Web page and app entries

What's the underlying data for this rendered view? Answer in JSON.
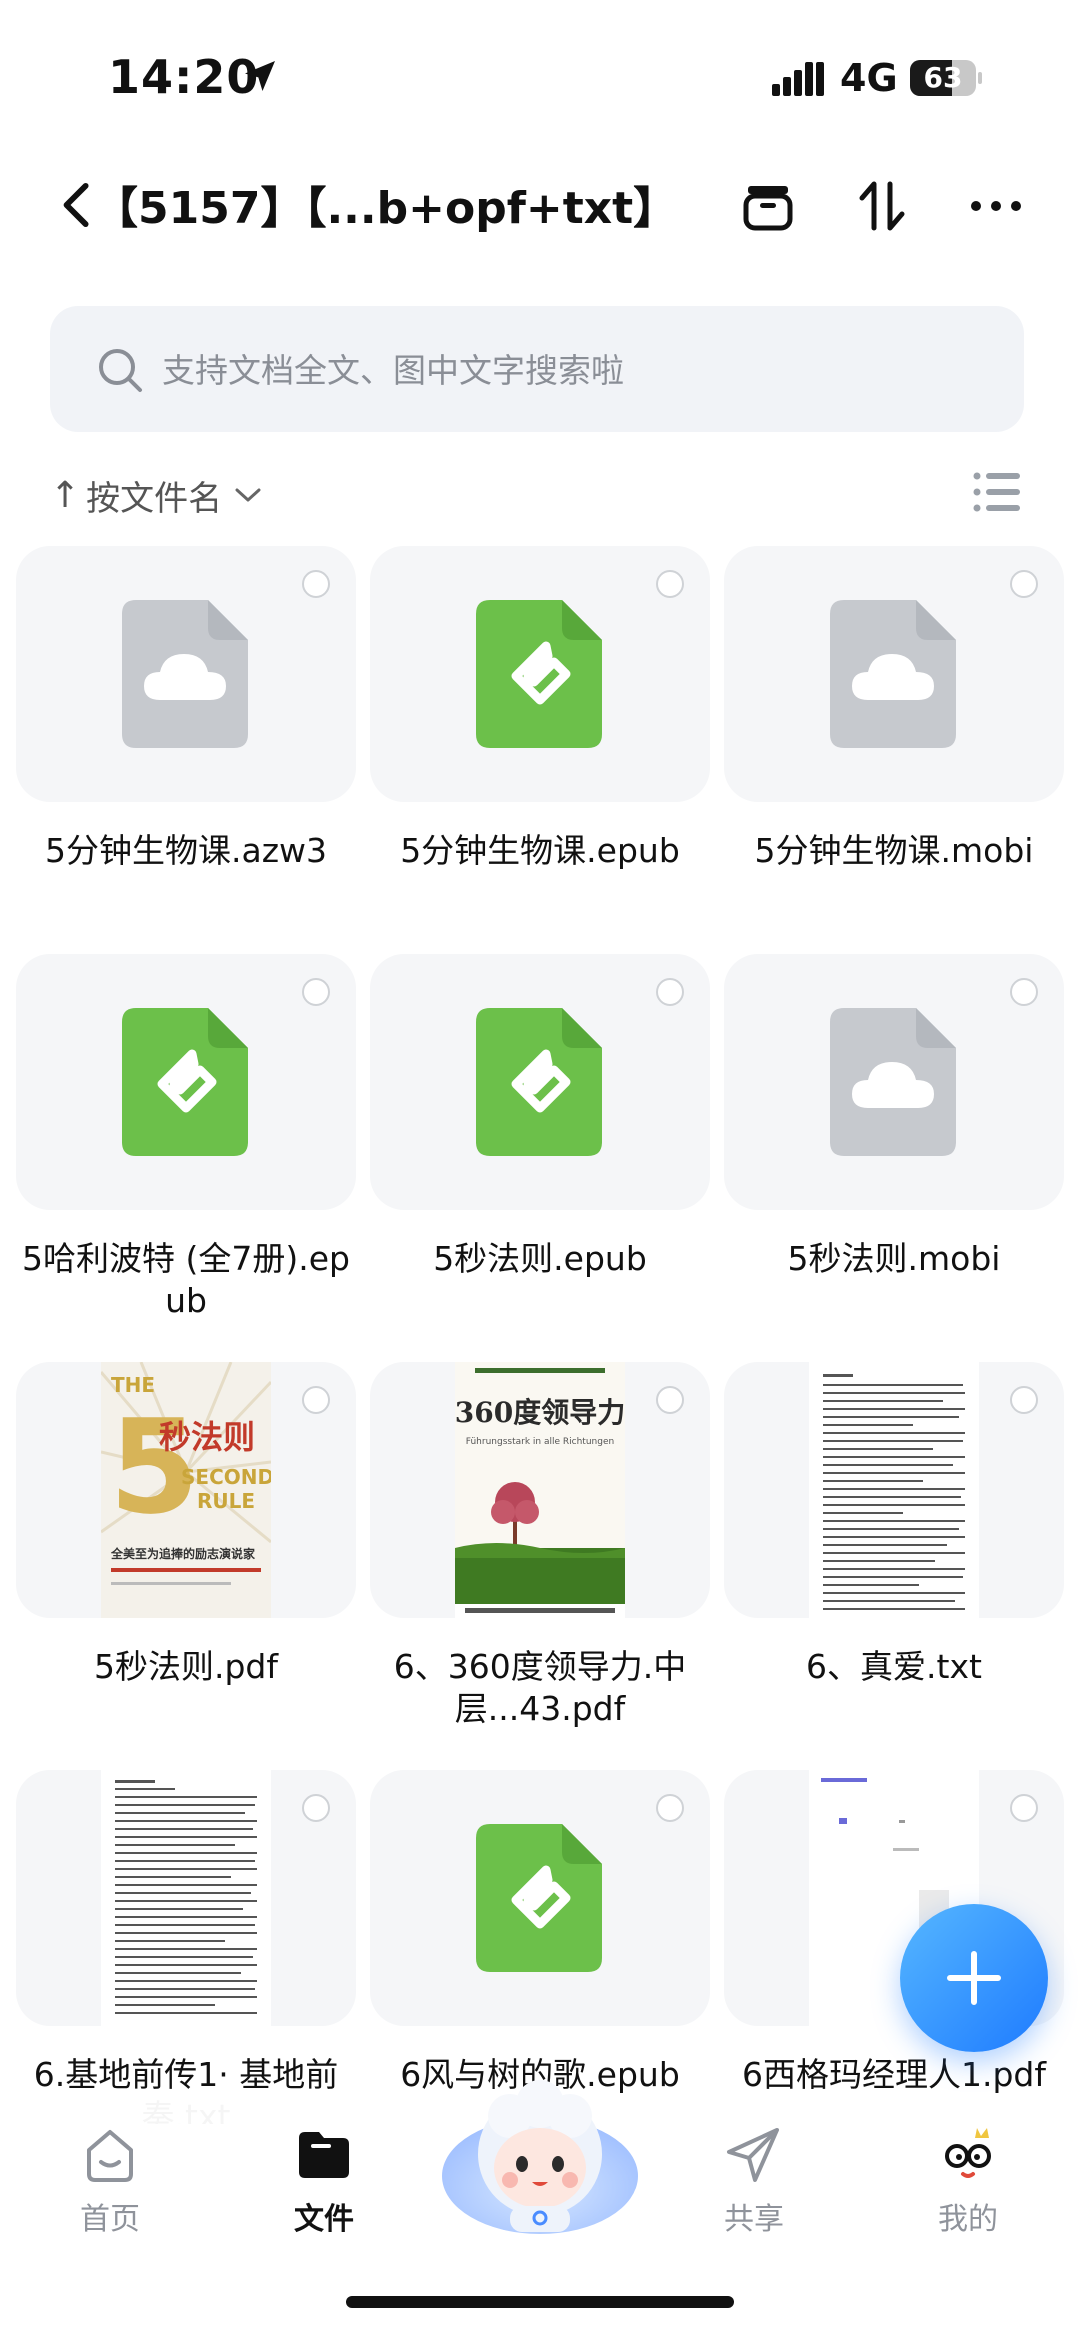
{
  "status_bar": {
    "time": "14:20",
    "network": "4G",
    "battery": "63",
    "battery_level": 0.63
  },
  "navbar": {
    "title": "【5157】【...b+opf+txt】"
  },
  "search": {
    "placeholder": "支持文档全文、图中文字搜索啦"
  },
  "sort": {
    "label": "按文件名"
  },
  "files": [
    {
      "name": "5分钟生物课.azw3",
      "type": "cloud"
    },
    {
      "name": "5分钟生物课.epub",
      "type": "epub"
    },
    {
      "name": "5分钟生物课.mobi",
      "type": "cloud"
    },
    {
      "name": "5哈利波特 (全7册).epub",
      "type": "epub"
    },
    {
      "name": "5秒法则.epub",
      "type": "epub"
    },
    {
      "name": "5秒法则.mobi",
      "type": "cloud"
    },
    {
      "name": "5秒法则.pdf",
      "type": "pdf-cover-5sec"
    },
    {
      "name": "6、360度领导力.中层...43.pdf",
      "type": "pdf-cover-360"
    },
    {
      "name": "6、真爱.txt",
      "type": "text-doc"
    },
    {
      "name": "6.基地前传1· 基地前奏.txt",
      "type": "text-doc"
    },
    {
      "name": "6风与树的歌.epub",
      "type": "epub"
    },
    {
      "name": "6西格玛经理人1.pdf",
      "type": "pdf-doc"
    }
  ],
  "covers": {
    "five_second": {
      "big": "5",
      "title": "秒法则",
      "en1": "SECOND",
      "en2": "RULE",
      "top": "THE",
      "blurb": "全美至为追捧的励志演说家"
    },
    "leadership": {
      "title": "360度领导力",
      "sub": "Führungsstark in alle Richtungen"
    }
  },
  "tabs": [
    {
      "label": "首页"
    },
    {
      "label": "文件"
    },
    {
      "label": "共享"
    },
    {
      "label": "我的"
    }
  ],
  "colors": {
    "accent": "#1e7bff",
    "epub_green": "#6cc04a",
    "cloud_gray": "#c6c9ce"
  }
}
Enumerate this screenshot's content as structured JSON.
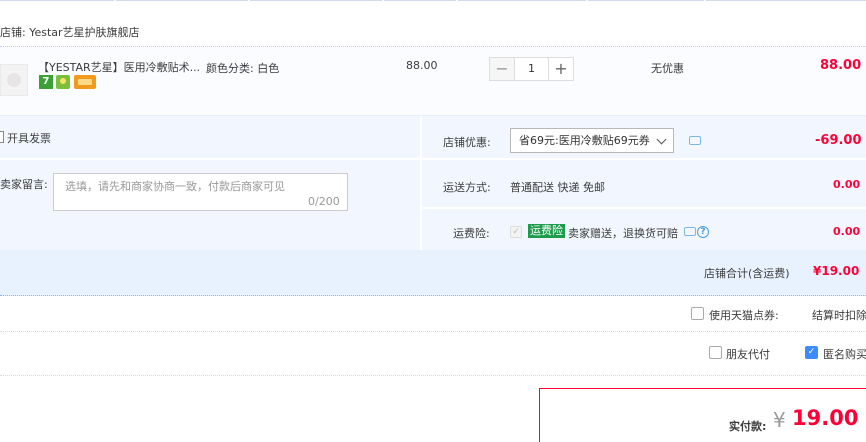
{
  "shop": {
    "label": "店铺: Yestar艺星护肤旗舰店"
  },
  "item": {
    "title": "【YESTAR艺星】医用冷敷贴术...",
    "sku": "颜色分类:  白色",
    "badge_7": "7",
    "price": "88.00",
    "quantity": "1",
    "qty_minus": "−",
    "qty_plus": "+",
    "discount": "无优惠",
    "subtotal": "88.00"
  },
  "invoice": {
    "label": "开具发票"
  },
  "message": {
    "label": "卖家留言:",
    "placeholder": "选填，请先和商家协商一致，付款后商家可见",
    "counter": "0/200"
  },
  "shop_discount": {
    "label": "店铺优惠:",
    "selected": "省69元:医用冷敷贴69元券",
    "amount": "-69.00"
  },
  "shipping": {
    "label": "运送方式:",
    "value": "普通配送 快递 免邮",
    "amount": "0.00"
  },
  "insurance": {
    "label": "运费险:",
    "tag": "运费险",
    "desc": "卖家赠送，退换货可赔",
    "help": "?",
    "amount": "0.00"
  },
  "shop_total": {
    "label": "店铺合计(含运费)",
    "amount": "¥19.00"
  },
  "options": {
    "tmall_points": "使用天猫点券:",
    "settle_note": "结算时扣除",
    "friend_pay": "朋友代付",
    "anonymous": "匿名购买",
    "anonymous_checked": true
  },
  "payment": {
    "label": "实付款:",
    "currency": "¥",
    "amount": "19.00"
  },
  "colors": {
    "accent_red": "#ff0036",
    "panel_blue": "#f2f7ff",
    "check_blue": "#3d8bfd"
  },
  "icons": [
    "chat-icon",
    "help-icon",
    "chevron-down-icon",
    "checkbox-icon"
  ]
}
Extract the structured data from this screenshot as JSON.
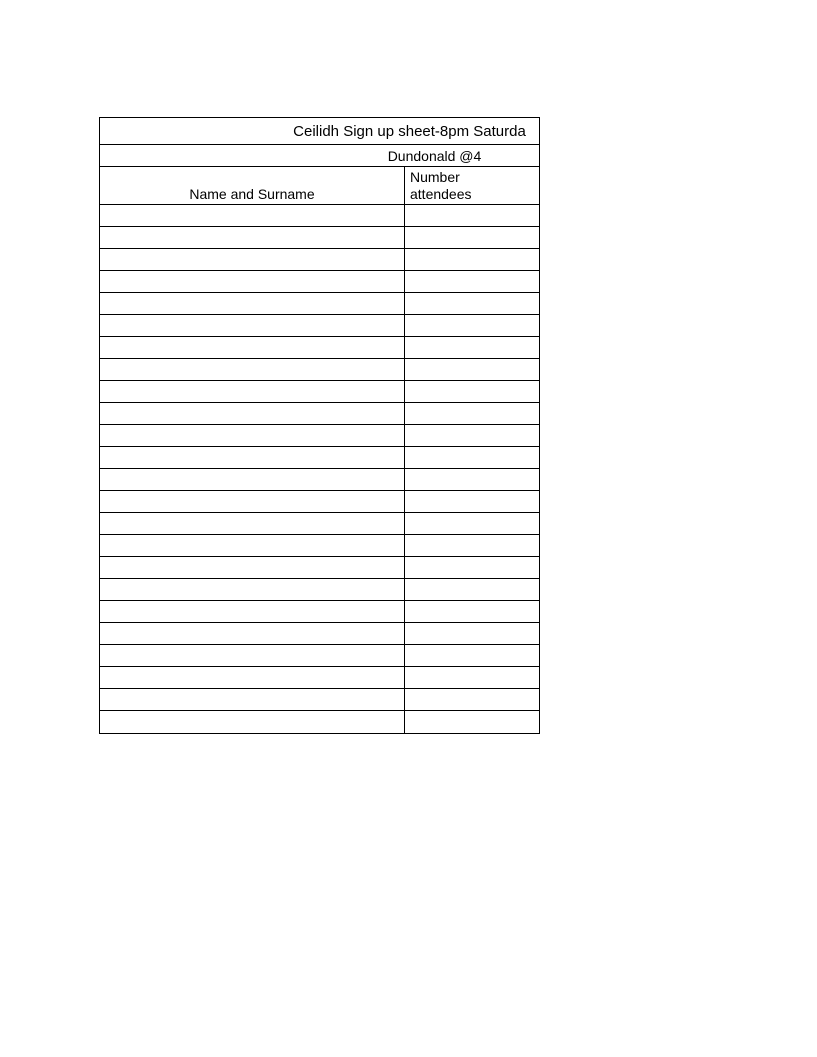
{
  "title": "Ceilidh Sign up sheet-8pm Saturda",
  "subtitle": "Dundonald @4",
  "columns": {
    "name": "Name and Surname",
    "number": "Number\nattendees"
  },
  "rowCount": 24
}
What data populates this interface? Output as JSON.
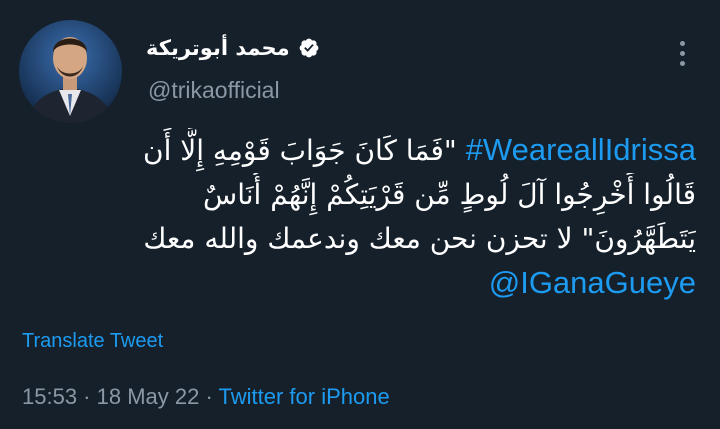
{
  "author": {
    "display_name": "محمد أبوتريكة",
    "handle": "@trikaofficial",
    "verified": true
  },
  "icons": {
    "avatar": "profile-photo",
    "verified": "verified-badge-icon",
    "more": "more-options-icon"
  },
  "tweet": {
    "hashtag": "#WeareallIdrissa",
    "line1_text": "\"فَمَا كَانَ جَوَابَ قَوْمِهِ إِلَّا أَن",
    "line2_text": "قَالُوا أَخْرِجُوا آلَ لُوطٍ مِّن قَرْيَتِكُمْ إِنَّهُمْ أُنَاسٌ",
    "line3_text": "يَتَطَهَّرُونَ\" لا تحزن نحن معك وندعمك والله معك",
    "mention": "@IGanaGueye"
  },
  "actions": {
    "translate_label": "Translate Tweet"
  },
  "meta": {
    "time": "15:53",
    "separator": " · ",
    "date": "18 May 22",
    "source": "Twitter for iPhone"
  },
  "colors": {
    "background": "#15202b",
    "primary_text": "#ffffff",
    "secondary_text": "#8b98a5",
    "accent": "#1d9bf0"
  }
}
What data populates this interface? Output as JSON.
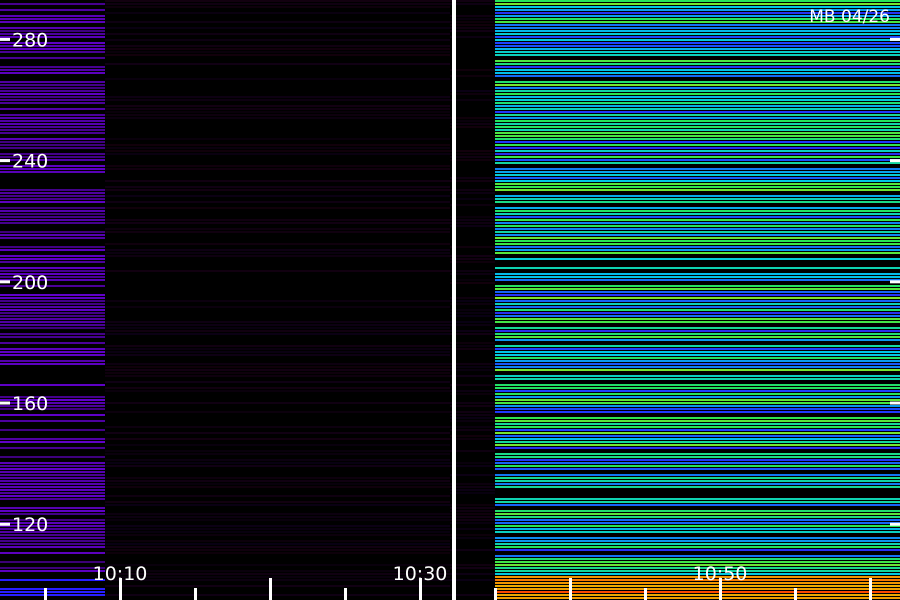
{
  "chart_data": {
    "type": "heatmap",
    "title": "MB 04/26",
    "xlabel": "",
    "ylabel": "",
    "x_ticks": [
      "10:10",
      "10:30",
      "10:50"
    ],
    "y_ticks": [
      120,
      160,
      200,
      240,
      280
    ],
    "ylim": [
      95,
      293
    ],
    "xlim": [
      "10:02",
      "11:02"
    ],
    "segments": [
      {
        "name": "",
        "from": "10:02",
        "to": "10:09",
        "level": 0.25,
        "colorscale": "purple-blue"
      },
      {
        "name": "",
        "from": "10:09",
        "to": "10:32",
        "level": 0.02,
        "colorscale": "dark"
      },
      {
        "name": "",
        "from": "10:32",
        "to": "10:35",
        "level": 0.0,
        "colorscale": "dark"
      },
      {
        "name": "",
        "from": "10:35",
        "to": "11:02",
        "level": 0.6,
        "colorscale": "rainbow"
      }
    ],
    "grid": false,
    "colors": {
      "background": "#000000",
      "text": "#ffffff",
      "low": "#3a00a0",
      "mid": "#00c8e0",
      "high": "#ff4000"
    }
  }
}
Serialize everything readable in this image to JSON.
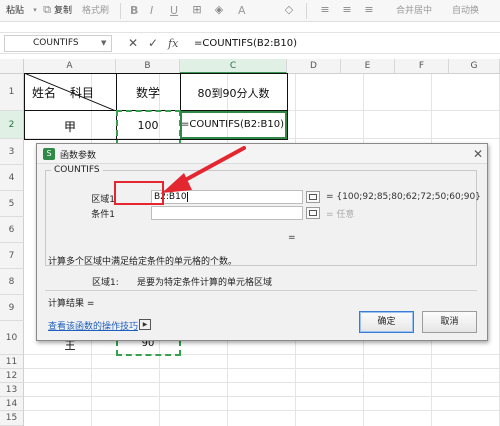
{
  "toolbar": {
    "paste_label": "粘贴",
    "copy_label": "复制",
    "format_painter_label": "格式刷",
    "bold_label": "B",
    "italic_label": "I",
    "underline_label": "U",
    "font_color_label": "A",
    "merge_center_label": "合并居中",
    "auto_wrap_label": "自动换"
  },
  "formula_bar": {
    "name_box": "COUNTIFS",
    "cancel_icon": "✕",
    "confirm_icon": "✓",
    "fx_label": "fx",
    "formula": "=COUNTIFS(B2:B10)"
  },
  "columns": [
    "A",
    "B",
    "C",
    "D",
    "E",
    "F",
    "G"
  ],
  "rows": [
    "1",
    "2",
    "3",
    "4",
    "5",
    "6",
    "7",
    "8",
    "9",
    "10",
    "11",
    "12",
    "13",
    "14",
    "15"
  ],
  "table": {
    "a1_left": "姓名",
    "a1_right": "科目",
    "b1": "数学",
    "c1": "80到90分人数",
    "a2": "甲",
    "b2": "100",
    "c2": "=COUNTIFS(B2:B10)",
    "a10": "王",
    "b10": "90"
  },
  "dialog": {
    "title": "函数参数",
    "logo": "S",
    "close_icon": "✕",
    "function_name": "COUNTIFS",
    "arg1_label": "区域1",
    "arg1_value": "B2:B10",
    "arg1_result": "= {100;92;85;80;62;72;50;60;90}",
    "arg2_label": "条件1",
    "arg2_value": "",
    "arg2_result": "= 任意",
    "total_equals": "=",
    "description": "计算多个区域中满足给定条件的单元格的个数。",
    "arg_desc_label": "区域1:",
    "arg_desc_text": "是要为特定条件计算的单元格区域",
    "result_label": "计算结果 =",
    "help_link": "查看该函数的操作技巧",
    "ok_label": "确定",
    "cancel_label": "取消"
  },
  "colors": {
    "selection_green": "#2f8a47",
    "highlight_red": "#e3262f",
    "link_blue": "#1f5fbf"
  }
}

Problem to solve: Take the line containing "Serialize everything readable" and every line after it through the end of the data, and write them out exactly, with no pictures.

Written reply:
Serialize everything readable in this image to JSON.
{
  "toolbar": {
    "paste_label": "粘贴",
    "copy_label": "复制",
    "format_painter_label": "格式刷",
    "bold_label": "B",
    "italic_label": "I",
    "underline_label": "U",
    "font_color_label": "A",
    "merge_center_label": "合并居中",
    "auto_wrap_label": "自动换"
  },
  "formula_bar": {
    "name_box": "COUNTIFS",
    "cancel_icon": "✕",
    "confirm_icon": "✓",
    "fx_label": "fx",
    "formula": "=COUNTIFS(B2:B10)"
  },
  "columns": [
    "A",
    "B",
    "C",
    "D",
    "E",
    "F",
    "G"
  ],
  "rows": [
    "1",
    "2",
    "3",
    "4",
    "5",
    "6",
    "7",
    "8",
    "9",
    "10",
    "11",
    "12",
    "13",
    "14",
    "15"
  ],
  "table": {
    "a1_left": "姓名",
    "a1_right": "科目",
    "b1": "数学",
    "c1": "80到90分人数",
    "a2": "甲",
    "b2": "100",
    "c2": "=COUNTIFS(B2:B10)",
    "a10": "王",
    "b10": "90"
  },
  "dialog": {
    "title": "函数参数",
    "logo": "S",
    "close_icon": "✕",
    "function_name": "COUNTIFS",
    "arg1_label": "区域1",
    "arg1_value": "B2:B10",
    "arg1_result": "= {100;92;85;80;62;72;50;60;90}",
    "arg2_label": "条件1",
    "arg2_value": "",
    "arg2_result": "= 任意",
    "total_equals": "=",
    "description": "计算多个区域中满足给定条件的单元格的个数。",
    "arg_desc_label": "区域1:",
    "arg_desc_text": "是要为特定条件计算的单元格区域",
    "result_label": "计算结果 =",
    "help_link": "查看该函数的操作技巧",
    "ok_label": "确定",
    "cancel_label": "取消"
  },
  "colors": {
    "selection_green": "#2f8a47",
    "highlight_red": "#e3262f",
    "link_blue": "#1f5fbf"
  }
}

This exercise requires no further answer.